This week: an update on the Waukesha diversion + Wisconsin’s Foxconn deal advances + innovative solutions for Lake Erie.
PROCESS TO DIVERT GREAT LAKES WATER UNDER REVIEW
Last year, hundreds of Freshwater Future supporters like you spoke out against a proposal to divert water from Lake Michigan to supply the community of Waukesha, Wisconsin. Under the 2008 Great Lakes Compact, water cannot be diverted outside the Great Lakes basin, except when communities that straddle the Great Lakes and Mississippi River drainage basins meet a set of strict criteria.
The Waukesha diversion was unanimously approved by the Compact Council of Great Lakes governors in June 2016. The Great Lakes and St. Lawrence Cities Initiative—a collective of 131 Canadian and American mayors in the Great Lakes region—mounted a legal challenge to the decision, but has recently dropped that challenge in exchange for an agreement to strengthen the review process for future applications.
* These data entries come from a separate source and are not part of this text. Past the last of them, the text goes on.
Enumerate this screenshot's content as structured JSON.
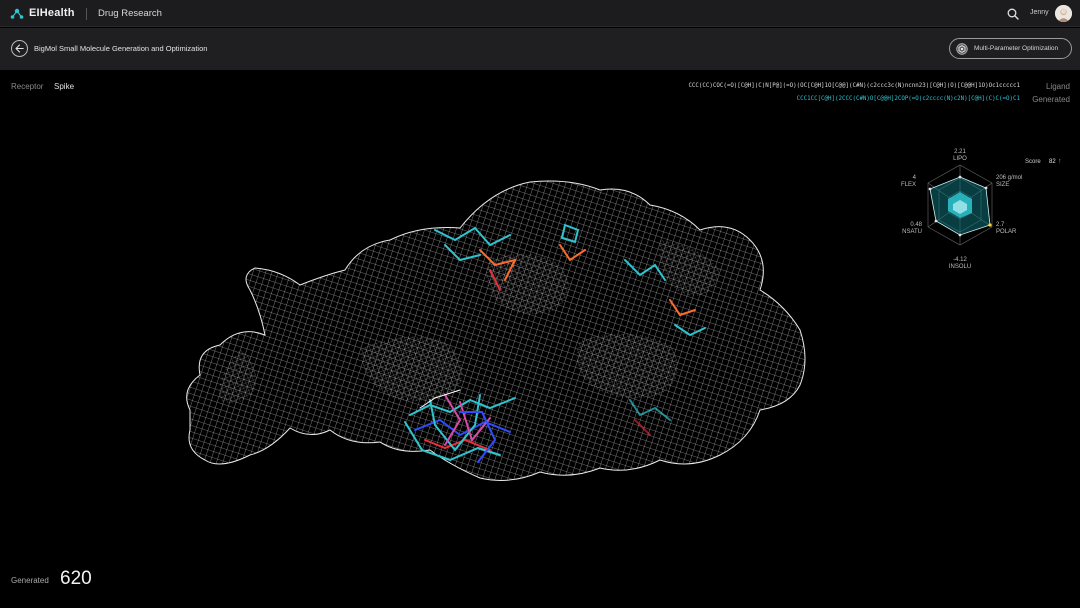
{
  "header": {
    "brand": "EIHealth",
    "app_name": "Drug Research",
    "user_name": "Jenny"
  },
  "subheader": {
    "title": "BigMol Small Molecule Generation and Optimization",
    "mpo_button_label": "Multi-Parameter Optimization"
  },
  "receptor": {
    "label": "Receptor",
    "value": "Spike"
  },
  "smiles": {
    "ligand": "CCC(CC)COC(=O)[C@H](C)N[P@](=O)(OC[C@H]1O[C@@](C#N)(c2ccc3c(N)ncnn23)[C@H](O)[C@@H]1O)Oc1ccccc1",
    "ligand_label": "Ligand",
    "generated": "CCC1CC[C@H](2CCC(C#N)O[C@@H]2COP(=O)c2cccc(N)c2N)[C@H](C)C(=O)C1",
    "generated_label": "Generated"
  },
  "properties": {
    "lipo": {
      "label": "LIPO",
      "value": "2.21"
    },
    "size": {
      "label": "SIZE",
      "value": "206 g/mol"
    },
    "polar": {
      "label": "POLAR",
      "value": "2.7"
    },
    "insolu": {
      "label": "INSOLU",
      "value": "-4.12"
    },
    "nsatu": {
      "label": "NSATU",
      "value": "0.48"
    },
    "flex": {
      "label": "FLEX",
      "value": "4"
    }
  },
  "score": {
    "label": "Score",
    "value": "82"
  },
  "generated": {
    "label": "Generated",
    "count": "620"
  },
  "colors": {
    "accent": "#2ec4cf",
    "ligand_orange": "#ff6a2a",
    "ligand_red": "#e8303a",
    "ligand_blue": "#2f4bff",
    "mesh": "#cfcfcf"
  },
  "icons": {
    "logo": "molecule-logo-icon",
    "search": "search-icon",
    "back": "arrow-left-icon",
    "mpo": "hexagon-settings-icon"
  }
}
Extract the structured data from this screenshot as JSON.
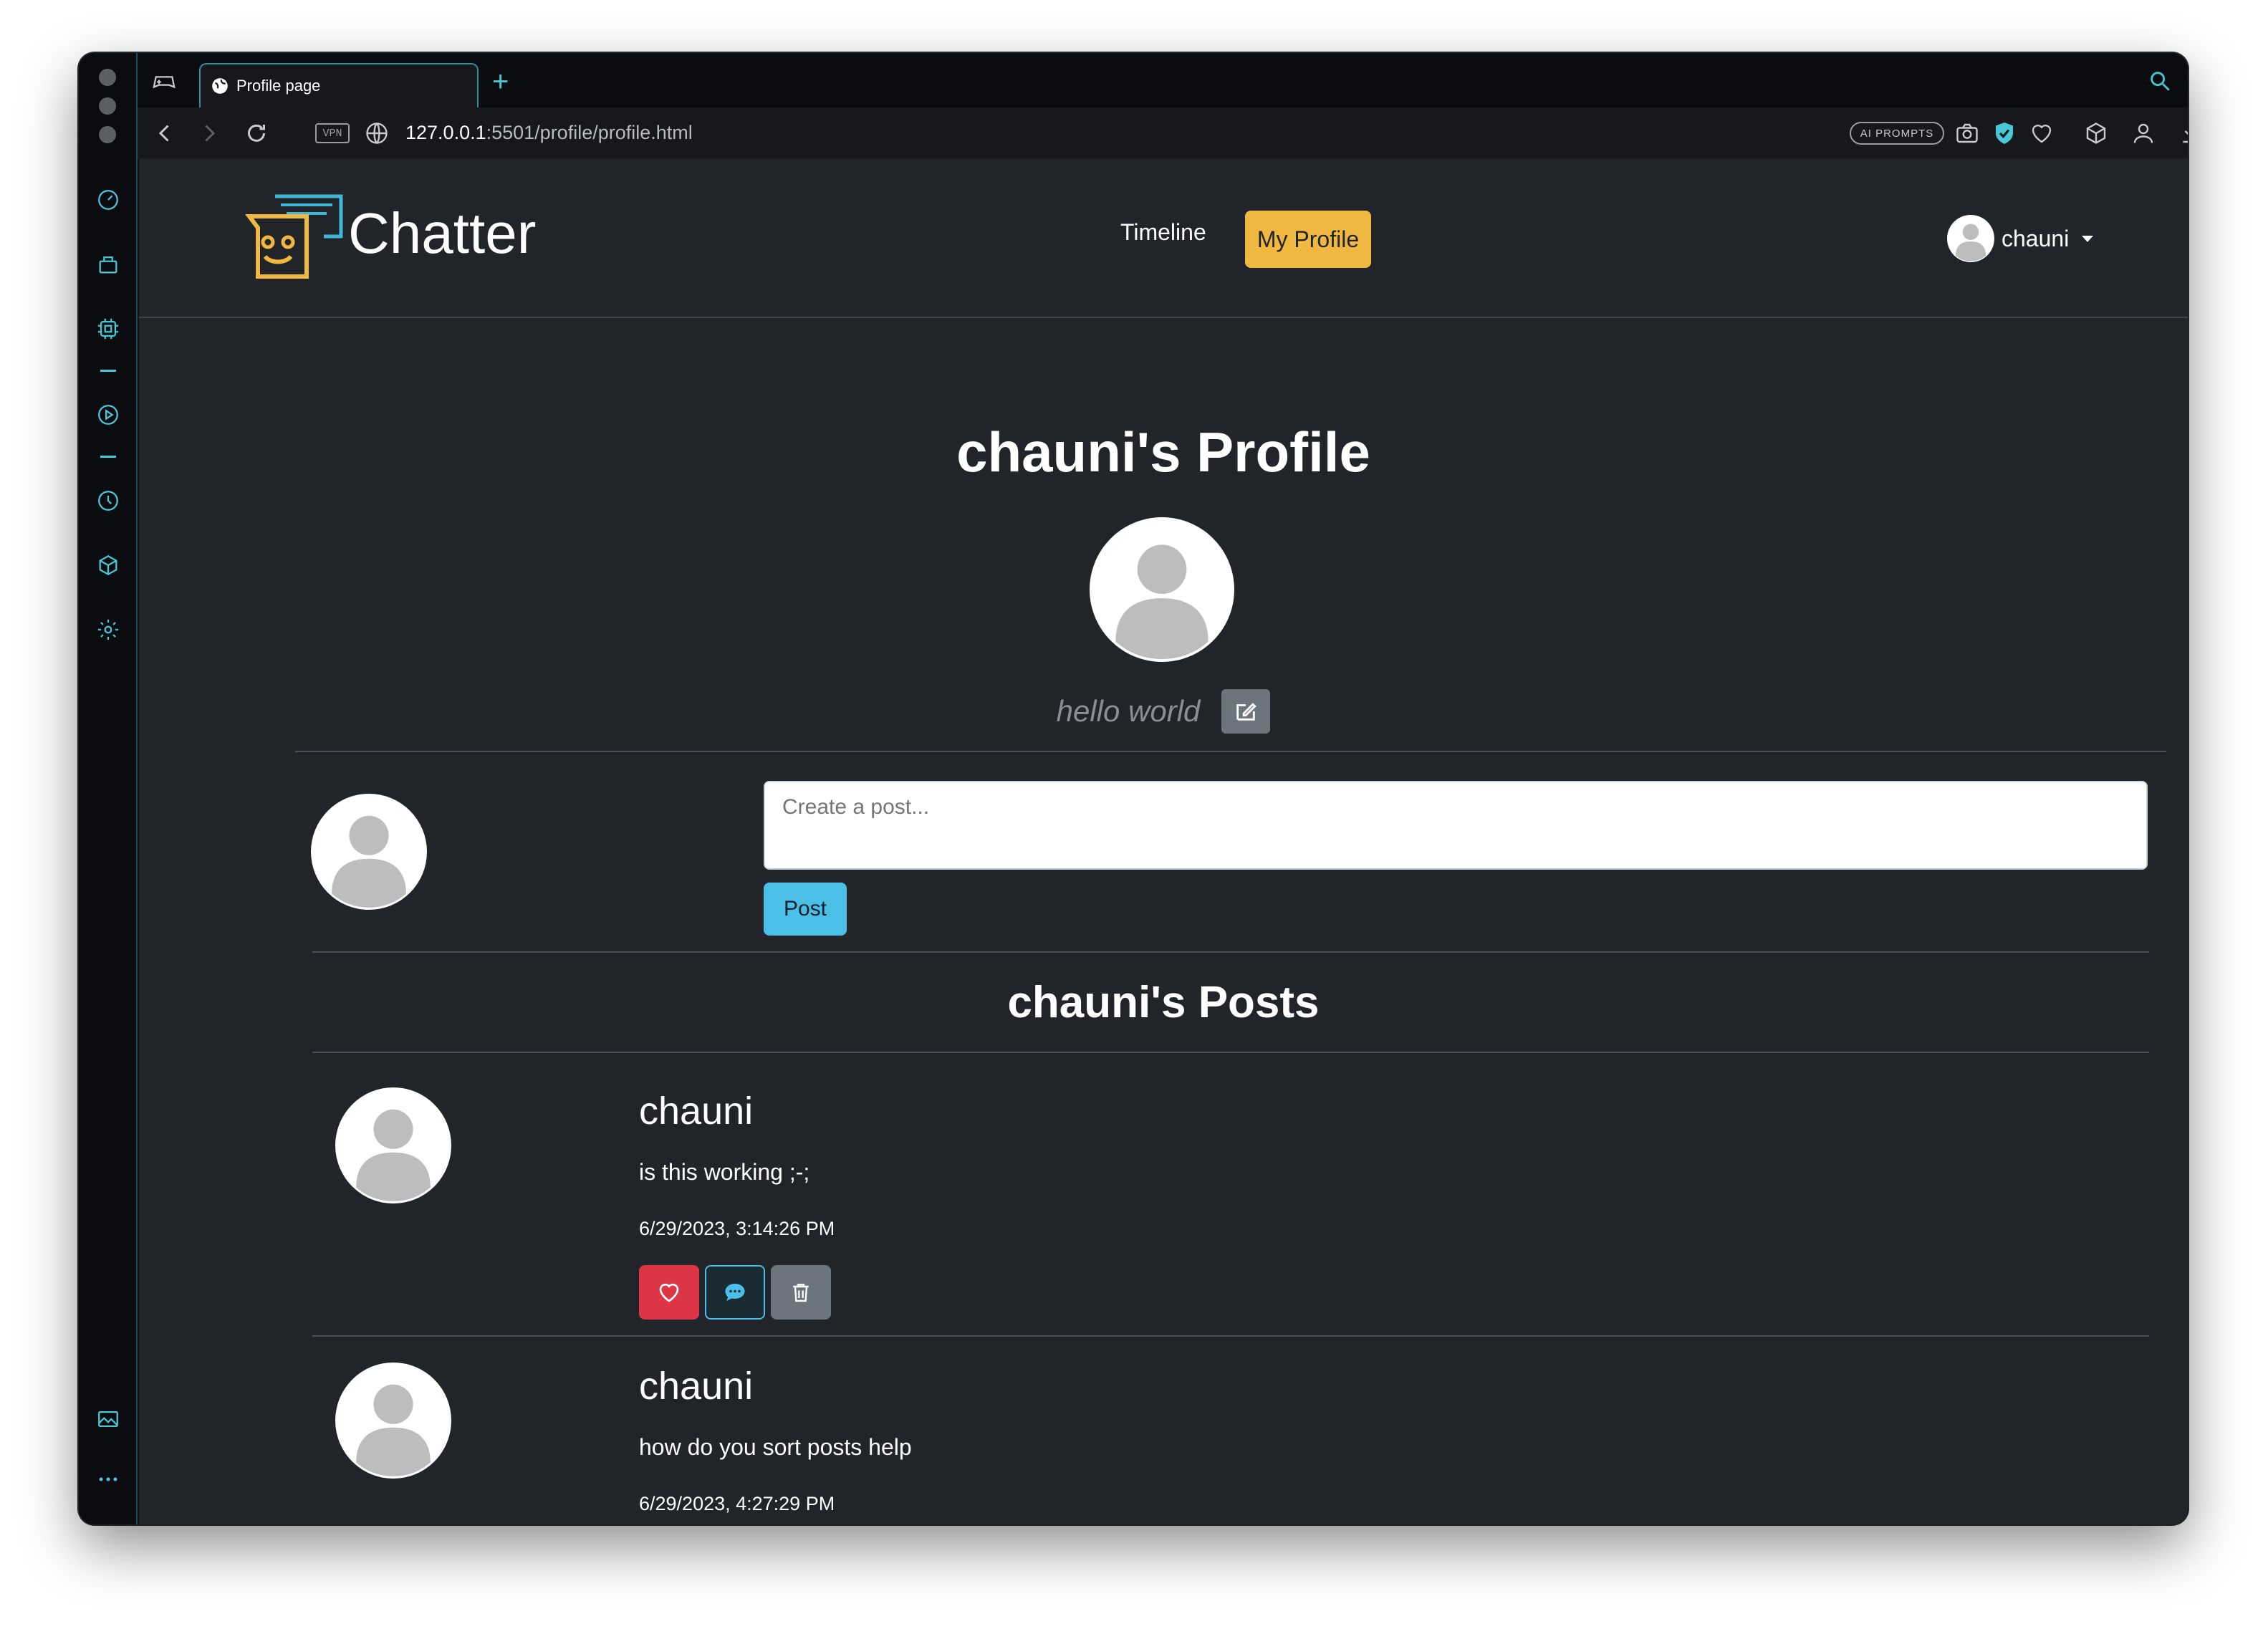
{
  "browser": {
    "tab_title": "Profile page",
    "url_host": "127.0.0.1",
    "url_rest": ":5501/profile/profile.html",
    "vpn_label": "VPN",
    "ai_prompts_label": "AI PROMPTS"
  },
  "navbar": {
    "brand": "Chatter",
    "links": [
      {
        "label": "Timeline",
        "active": false
      },
      {
        "label": "My Profile",
        "active": true
      }
    ],
    "user": "chauni"
  },
  "profile": {
    "title": "chauni's Profile",
    "bio": "hello world"
  },
  "composer": {
    "placeholder": "Create a post...",
    "button_label": "Post"
  },
  "posts_title": "chauni's Posts",
  "posts": [
    {
      "author": "chauni",
      "body": "is this working ;-;",
      "timestamp": "6/29/2023, 3:14:26 PM"
    },
    {
      "author": "chauni",
      "body": "how do you sort posts help",
      "timestamp": "6/29/2023, 4:27:29 PM"
    }
  ],
  "colors": {
    "accent_yellow": "#f0b840",
    "accent_cyan": "#4bbfe8",
    "danger": "#dc3545",
    "secondary": "#6c757d",
    "page_bg": "#212529"
  }
}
This was the final legal hurdle to be cleared before the Waukesha diversion moves forward. We’ll keep you updated as Waukesha implements the conditions placed on it by the council, and as details of the new application review process are released.
FOXCONN DEAL THREATENS WISCONSIN WATERS
Wisconsin’s proposed deal with Foxconn—maker of iPhones and electric components—cleared the Senate budget committee on Tuesday and is expected to be passed by the Senate. The would roll back decades of hard-won environmental protections and funnel $3 billion of taxpayer money to a plant likely to use upwards of 10 million gallons of Great Lakes water a day.
Learn more about why this deal is bad for Wisconsin, bad for the Great Lakes, and bad for the environment on the blog of our sister organization, Freshwater Future.
AQUAHACKING: INNOVATION SOLUTIONS FOR LAKE ERIE
The 3rd annual Aquahacking Summit will get underway next week in Waterloo, Ontario. A celebration of water and of Lake Erie, the event brings together water experts and members of the tech community to develop innovative, actionable solutions to water-related issues.
It starts with a hacking challenge—students, hackers, and engineers pitch their ideas and the finalists make it to the Summit. The Summit is a 3-day conference that includes a youth delegation, speakers, panelists, discussion sessions, and the selection of the 2017 Challenge winners.
All are welcome, with a special invitation to environmental groups and students. With algae being such a concern for Lake Erie, our own Jill Ryan, Executive Director, will speak about how the issue is being addressed by communities around Lake Erie. Learn more and register for AquaHacking 2017!